This means documenting your current systems, and what needs to be done to secure them in compliance with 800-171. Likely this will involve several key people within your organization, including senior management, IT, and human resources. The more people that understand the requirements, and give input on how to meet them, the easier it will be to get the SSP written and implemented.
Create a Plan of Action
Are there gaps between your current cybersecurity posture and what your SSP says it should be? Don’t feel like you need to fix everything overnight. The second document to write up is called a Plan of Action (POA). The POA describes how your organization plans to implement the security controls or mitigations that are required to meet your SSP. This should include milestones, or specific timeframes when you expect to be able to implement the security requirements.
Since both an SSP and POA are required according to NIST 800-171, expect that having them on hand and up-to-date will be a requirement of CMMC as well. Get a head start on CMMC by working on them now.

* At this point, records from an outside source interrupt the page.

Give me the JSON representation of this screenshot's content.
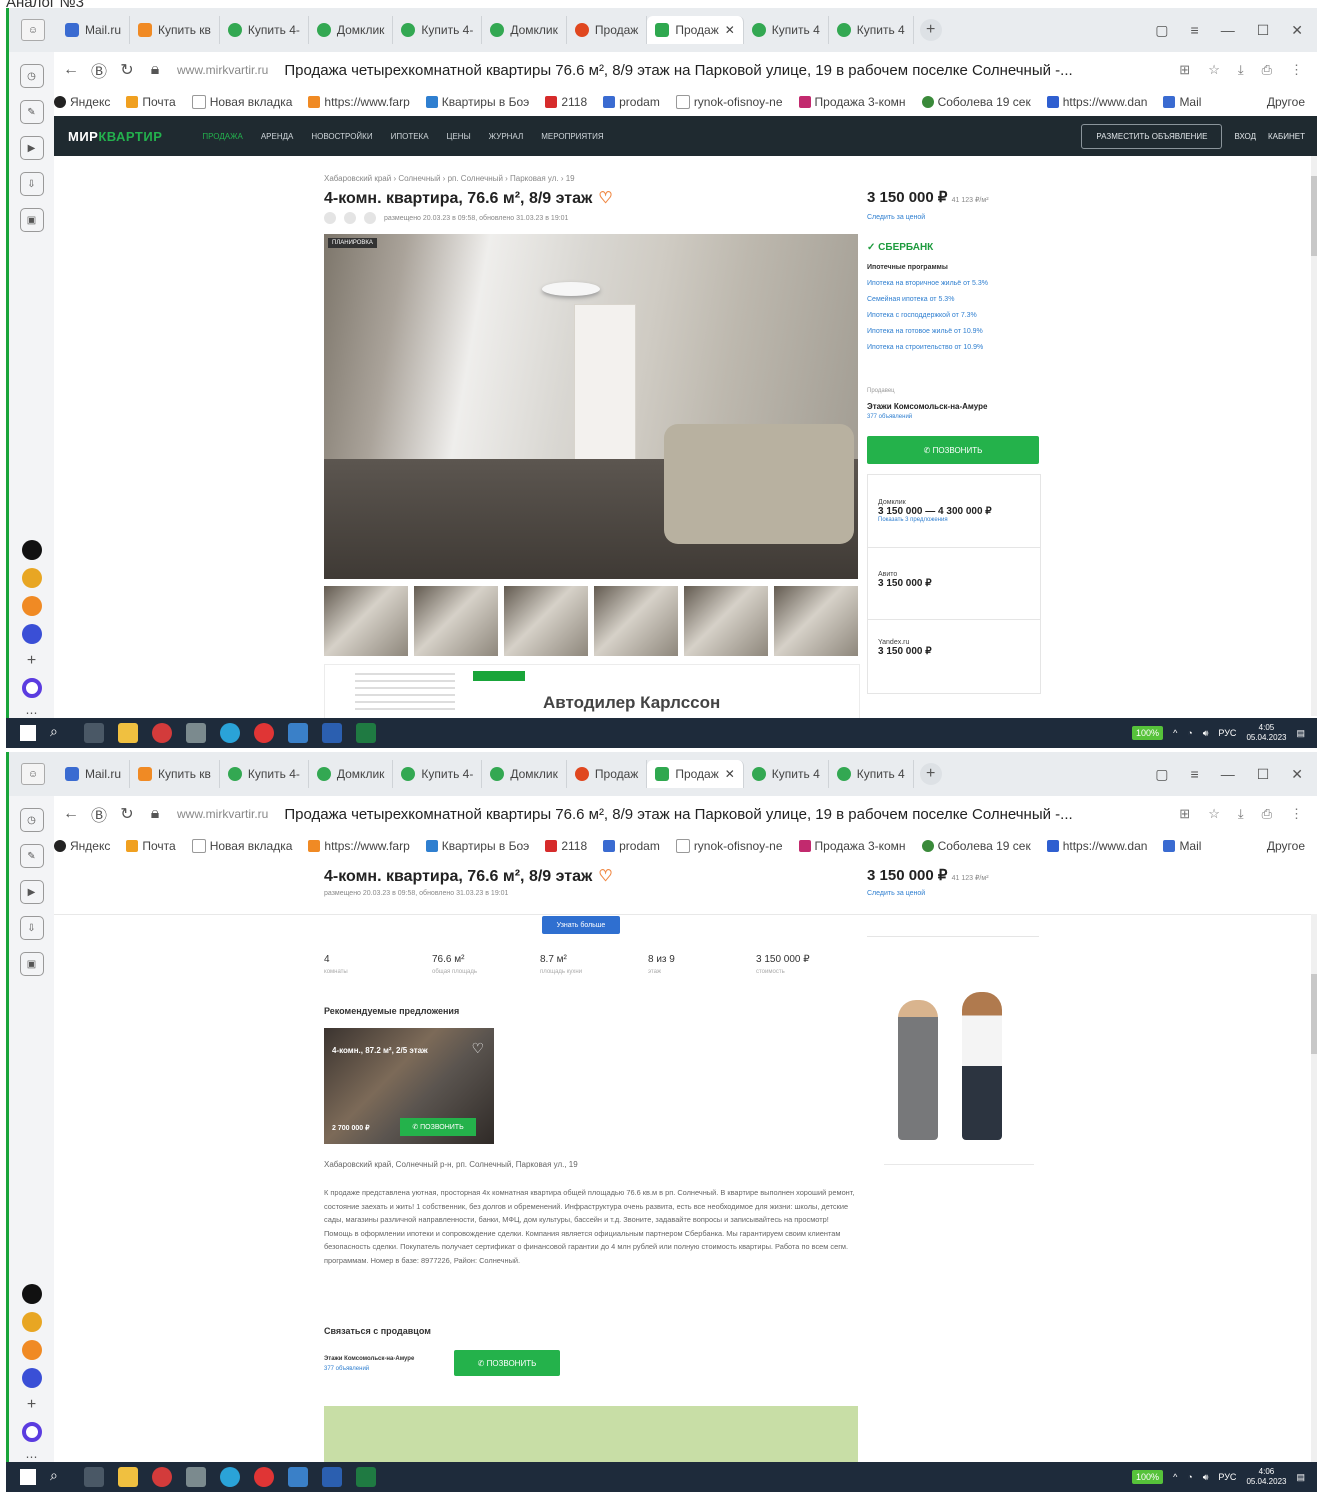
{
  "doc_title": "Аналог №3",
  "browser": {
    "tabs": [
      {
        "label": "Mail.ru",
        "color": "#3a6bd1"
      },
      {
        "label": "Купить кв",
        "color": "#f08a24"
      },
      {
        "label": "Купить 4-",
        "color": "#33a852"
      },
      {
        "label": "Домклик",
        "color": "#33a852"
      },
      {
        "label": "Купить 4-",
        "color": "#33a852"
      },
      {
        "label": "Домклик",
        "color": "#33a852"
      },
      {
        "label": "Продаж",
        "color": "#e0471f"
      },
      {
        "label": "Продаж",
        "color": "#2fa84f",
        "active": true
      },
      {
        "label": "Купить 4",
        "color": "#33a852"
      },
      {
        "label": "Купить 4",
        "color": "#33a852"
      }
    ],
    "url": "www.mirkvartir.ru",
    "page_title": "Продажа четырехкомнатной квартиры 76.6 м², 8/9 этаж на Парковой улице, 19 в рабочем поселке Солнечный -...",
    "bookmarks": [
      {
        "label": "Яндекс",
        "color": "#222"
      },
      {
        "label": "Почта",
        "color": "#f0a020"
      },
      {
        "label": "Новая вкладка",
        "color": "#bbb"
      },
      {
        "label": "https://www.farp",
        "color": "#f08a24"
      },
      {
        "label": "Квартиры в Боэ",
        "color": "#2f7fd0"
      },
      {
        "label": "2118",
        "color": "#d62b2b"
      },
      {
        "label": "prodam",
        "color": "#3a6bd1"
      },
      {
        "label": "rynok-ofisnoy-ne",
        "color": "#bbb"
      },
      {
        "label": "Продажа 3-комн",
        "color": "#c22a6e"
      },
      {
        "label": "Соболева 19 сек",
        "color": "#3a8a3a"
      },
      {
        "label": "https://www.dan",
        "color": "#2f5fd0"
      },
      {
        "label": "Mail",
        "color": "#3a6bd1"
      },
      {
        "label": "Другое",
        "color": "#bbb"
      }
    ],
    "window_controls": [
      "▢",
      "≡",
      "—",
      "☐",
      "✕"
    ],
    "address_tools": [
      "⊞",
      "☆",
      "⤓",
      "⎙",
      "⋮"
    ]
  },
  "site": {
    "logo_a": "МИР",
    "logo_b": "КВАРТИР",
    "nav": [
      "Продажа",
      "Аренда",
      "Новостройки",
      "Ипотека",
      "Цены",
      "Журнал",
      "Мероприятия"
    ],
    "post_button": "РАЗМЕСТИТЬ ОБЪЯВЛЕНИЕ",
    "login": "ВХОД",
    "register": "КАБИНЕТ"
  },
  "listing": {
    "breadcrumb": "Хабаровский край › Солнечный › рп. Солнечный › Парковая ул. › 19",
    "title": "4-комн. квартира, 76.6 м², 8/9 этаж",
    "meta": "размещено 20.03.23 в 09:58, обновлено 31.03.23 в 19:01",
    "photo_tag": "ПЛАНИРОВКА",
    "price": "3 150 000 ₽",
    "price_note": "41 123 ₽/м²",
    "price_link": "Следить за ценой",
    "ad_title": "Автодилер Карлссон"
  },
  "side": {
    "bank": "СБЕРБАНК",
    "mortgage_heading": "Ипотечные программы",
    "mortgage_items": [
      "Ипотека на вторичное жильё от 5.3%",
      "Семейная ипотека от 5.3%",
      "Ипотека с господдержкой от 7.3%",
      "Ипотека на готовое жильё от 10.9%",
      "Ипотека на строительство от 10.9%"
    ],
    "seller_caption": "Продавец",
    "seller_name": "Этажи Комсомольск-на-Амуре",
    "seller_sub": "377 объявлений",
    "call_button": "ПОЗВОНИТЬ",
    "price_cards": [
      {
        "source": "Домклик",
        "value": "3 150 000 — 4 300 000 ₽",
        "link": "Показать 3 предложения"
      },
      {
        "source": "Авито",
        "value": "3 150 000 ₽",
        "link": ""
      },
      {
        "source": "Yandex.ru",
        "value": "3 150 000 ₽",
        "link": ""
      }
    ]
  },
  "taskbar": {
    "battery": "100%",
    "lang": "РУС",
    "time1": "4:05",
    "date1": "05.04.2023",
    "time2": "4:06",
    "date2": "05.04.2023"
  },
  "screen2": {
    "show_more": "Узнать больше",
    "stats": [
      {
        "value": "4",
        "label": "комнаты"
      },
      {
        "value": "76.6 м²",
        "label": "общая площадь"
      },
      {
        "value": "8.7 м²",
        "label": "площадь кухни"
      },
      {
        "value": "8 из 9",
        "label": "этаж"
      },
      {
        "value": "3 150 000 ₽",
        "label": "стоимость"
      }
    ],
    "rec_heading": "Рекомендуемые предложения",
    "rec_title": "4-комн., 87.2 м², 2/5 этаж",
    "rec_price": "2 700 000 ₽",
    "rec_call": "ПОЗВОНИТЬ",
    "address": "Хабаровский край, Солнечный р-н, рп. Солнечный, Парковая ул., 19",
    "description": "К продаже представлена уютная, просторная 4х комнатная квартира общей площадью 76.6 кв.м в рп. Солнечный. В квартире выполнен хороший ремонт, состояние заехать и жить! 1 собственник, без долгов и обременений. Инфраструктура очень развита, есть все необходимое для жизни: школы, детские сады, магазины различной направленности, банки, МФЦ, дом культуры, бассейн и т.д. Звоните, задавайте вопросы и записывайтесь на просмотр! Помощь в оформлении ипотеки и сопровождение сделки. Компания является официальным партнером Сбербанка. Мы гарантируем своим клиентам безопасность сделки. Покупатель получает сертификат о финансовой гарантии до 4 млн рублей или полную стоимость квартиры. Работа по всем сегм. программам. Номер в базе: 8977226, Район: Солнечный.",
    "contact_heading": "Связаться с продавцом",
    "seller_name": "Этажи Комсомольск-на-Амуре",
    "seller_sub": "377 объявлений",
    "call_button": "ПОЗВОНИТЬ"
  }
}
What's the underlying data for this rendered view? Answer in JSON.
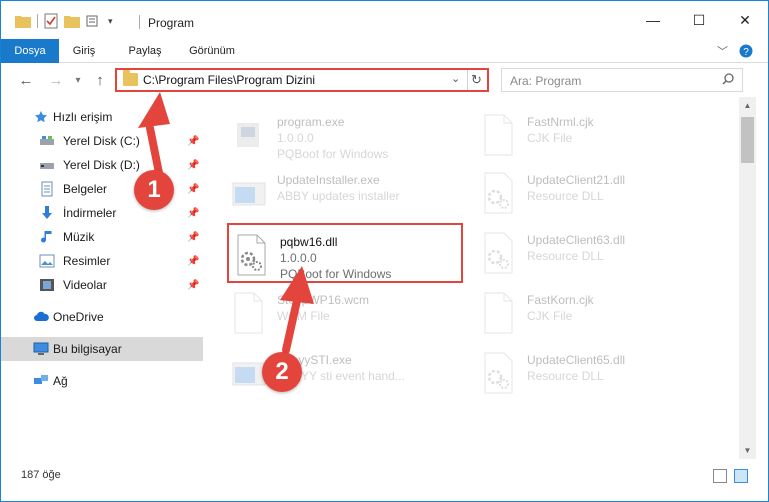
{
  "window": {
    "title": "Program",
    "controls": {
      "minimize": "—",
      "maximize": "☐",
      "close": "✕"
    }
  },
  "ribbon": {
    "tabs": [
      {
        "label": "Dosya"
      },
      {
        "label": "Giriş"
      },
      {
        "label": "Paylaş"
      },
      {
        "label": "Görünüm"
      }
    ]
  },
  "nav": {
    "address": "C:\\Program Files\\Program Dizini",
    "search_placeholder": "Ara: Program"
  },
  "sidebar": {
    "quick_access_label": "Hızlı erişim",
    "items": [
      {
        "label": "Yerel Disk (C:)",
        "icon": "drive-icon"
      },
      {
        "label": "Yerel Disk (D:)",
        "icon": "drive-icon"
      },
      {
        "label": "Belgeler",
        "icon": "documents-icon"
      },
      {
        "label": "İndirmeler",
        "icon": "downloads-icon"
      },
      {
        "label": "Müzik",
        "icon": "music-icon"
      },
      {
        "label": "Resimler",
        "icon": "pictures-icon"
      },
      {
        "label": "Videolar",
        "icon": "videos-icon"
      }
    ],
    "onedrive_label": "OneDrive",
    "this_pc_label": "Bu bilgisayar",
    "network_label": "Ağ"
  },
  "files": {
    "left": [
      {
        "name": "program.exe",
        "line2": "1.0.0.0",
        "line3": "PQBoot for Windows",
        "icon": "exe-icon"
      },
      {
        "name": "UpdateInstaller.exe",
        "line2": "ABBY updates installer",
        "line3": "",
        "icon": "app-icon"
      },
      {
        "name": "pqbw16.dll",
        "line2": "1.0.0.0",
        "line3": "PQBoot for Windows",
        "icon": "dll-icon"
      },
      {
        "name": "StoppWP16.wcm",
        "line2": "WCM File",
        "line3": "",
        "icon": "file-icon"
      },
      {
        "name": "AbbyySTI.exe",
        "line2": "ABBYY sti event hand...",
        "line3": "",
        "icon": "app-icon"
      }
    ],
    "right": [
      {
        "name": "FastNrml.cjk",
        "line2": "CJK File",
        "icon": "file-icon"
      },
      {
        "name": "UpdateClient21.dll",
        "line2": "Resource DLL",
        "icon": "dll-icon"
      },
      {
        "name": "UpdateClient63.dll",
        "line2": "Resource DLL",
        "icon": "dll-icon"
      },
      {
        "name": "FastKorn.cjk",
        "line2": "CJK File",
        "icon": "file-icon"
      },
      {
        "name": "UpdateClient65.dll",
        "line2": "Resource DLL",
        "icon": "dll-icon"
      }
    ]
  },
  "status": {
    "item_count": "187 öğe"
  },
  "callouts": {
    "one": "1",
    "two": "2"
  },
  "colors": {
    "accent": "#1979ca",
    "highlight": "#e3453d",
    "selected": "#d9d9d9"
  }
}
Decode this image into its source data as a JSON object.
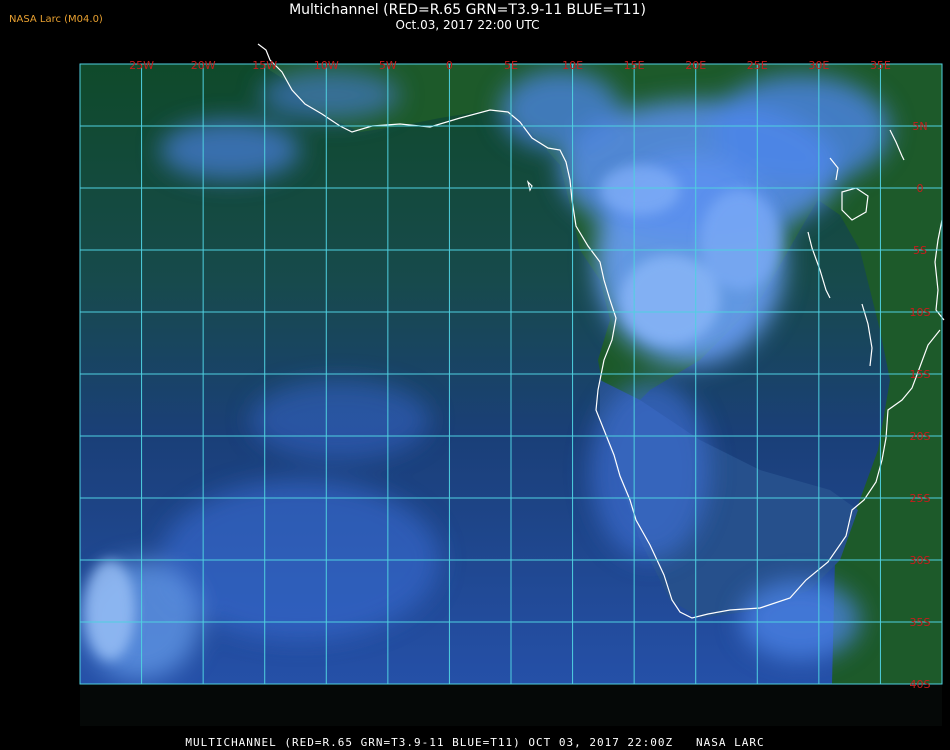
{
  "header": {
    "credit": "NASA Larc (M04.0)",
    "title": "Multichannel (RED=R.65 GRN=T3.9-11 BLUE=T11)",
    "subtitle": "Oct.03, 2017 22:00 UTC"
  },
  "footer": {
    "caption": "MULTICHANNEL (RED=R.65 GRN=T3.9-11 BLUE=T11) OCT 03, 2017 22:00Z   NASA LARC"
  },
  "map": {
    "lon_labels": [
      "25W",
      "20W",
      "15W",
      "10W",
      "5W",
      "0",
      "5E",
      "10E",
      "15E",
      "20E",
      "25E",
      "30E",
      "35E"
    ],
    "lat_labels": [
      "5N",
      "0",
      "5S",
      "10S",
      "15S",
      "20S",
      "25S",
      "30S",
      "35S",
      "40S"
    ],
    "colors": {
      "grid": "#4fd0e0",
      "label": "#c81c1c",
      "coast": "#ffffff",
      "ocean": "#1b3f7a",
      "land": "#1f5a2c",
      "cloud": "#4f88f0"
    }
  }
}
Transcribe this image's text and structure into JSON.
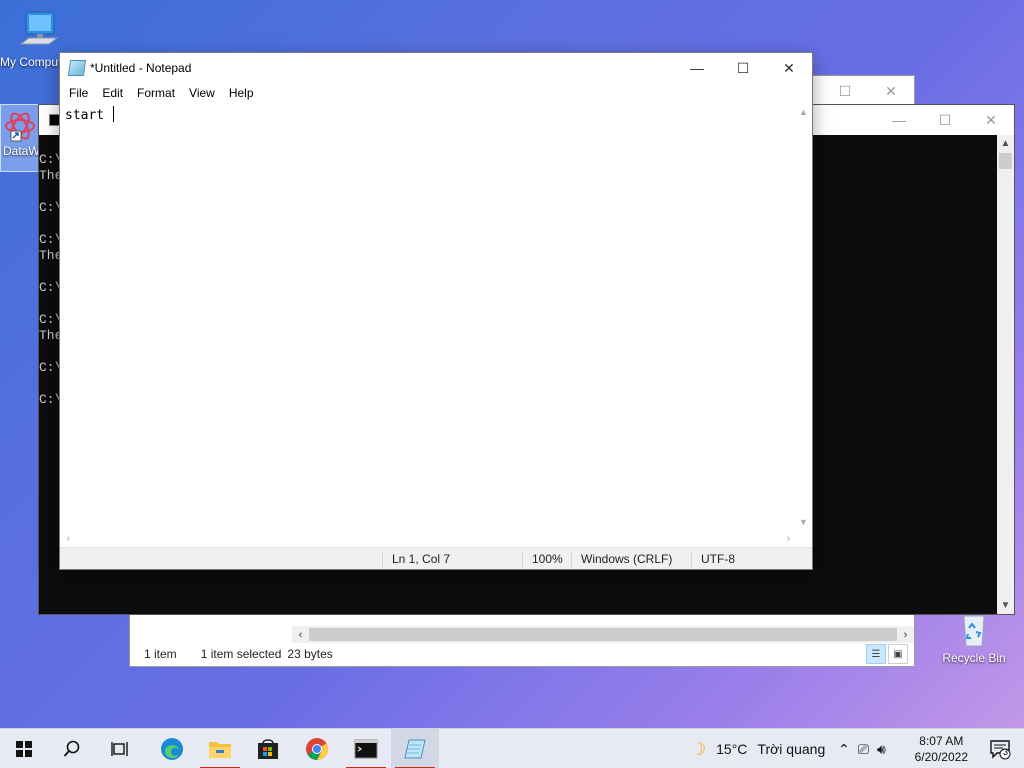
{
  "desktop": {
    "icons": [
      {
        "label": "My Computer"
      },
      {
        "label": "DataW"
      },
      {
        "label": "Recycle Bin"
      }
    ]
  },
  "explorer": {
    "status": {
      "item_count": "1 item",
      "selected": "1 item selected",
      "size": "23 bytes"
    }
  },
  "cmd": {
    "lines": "C:\\\nThe\n\nC:\\\n\nC:\\\nThe\n\nC:\\\n\nC:\\\nThe\n\nC:\\\n\nC:\\"
  },
  "notepad": {
    "title": "*Untitled - Notepad",
    "menu": [
      "File",
      "Edit",
      "Format",
      "View",
      "Help"
    ],
    "content": "start ",
    "status": {
      "position": "Ln 1, Col 7",
      "zoom": "100%",
      "line_ending": "Windows (CRLF)",
      "encoding": "UTF-8"
    }
  },
  "taskbar": {
    "weather": {
      "temp": "15°C",
      "condition": "Trời quang"
    },
    "clock": {
      "time": "8:07 AM",
      "date": "6/20/2022"
    },
    "notification_count": "3"
  }
}
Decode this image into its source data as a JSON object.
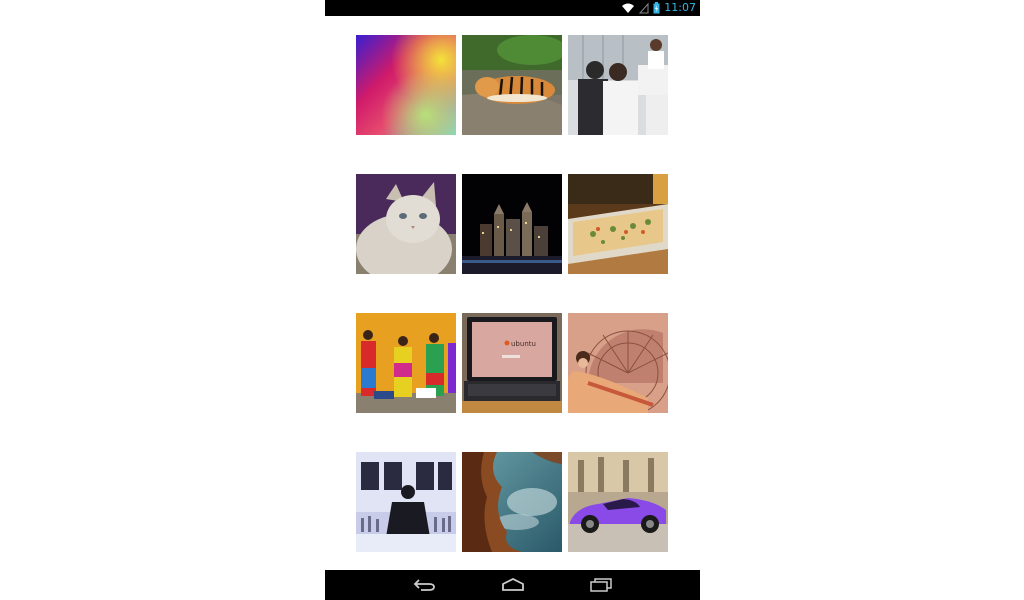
{
  "status_bar": {
    "time": "11:07",
    "icons": [
      "wifi-icon",
      "signal-icon",
      "battery-icon"
    ],
    "accent_color": "#33b5e5"
  },
  "gallery": {
    "columns": 3,
    "rows": 4,
    "items": [
      {
        "subject": "abstract-color-blur"
      },
      {
        "subject": "tiger-lying-on-rock"
      },
      {
        "subject": "men-at-office-counter"
      },
      {
        "subject": "white-persian-cat"
      },
      {
        "subject": "city-skyline-at-night"
      },
      {
        "subject": "pizza-on-tray"
      },
      {
        "subject": "women-in-colorful-dresses"
      },
      {
        "subject": "ubuntu-laptop",
        "text": "ubuntu"
      },
      {
        "subject": "woman-with-fan-vintage-art"
      },
      {
        "subject": "bartender-at-bar"
      },
      {
        "subject": "rocky-coast-seascape"
      },
      {
        "subject": "purple-sports-car"
      }
    ]
  },
  "nav_bar": {
    "buttons": [
      "back-icon",
      "home-icon",
      "recent-apps-icon"
    ]
  }
}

Find a Partner
With all of the changes that CMMC will bring, it will pay to find a trusted partner to help guide you through the requirements. Many small businesses are turning to cloud providers -- such as Office 365 GCC High -- for turnkey compliance with many of the NIST 800-171 controls.
Additionally, an IT Managed Service Provider (MSP) can provide you with on-demand cybersecurity expertise, guidance and auditing. Here at E-N Computers, we’re ready to help you with all of your cybersecurity needs. In fact, members of our team recently met with faculty at Johns Hopkins University who are working on CMMC policy to find out how we can better help our customers to prepare for the changes. If you have questions or concerns about your readiness for CMMC, contact us today.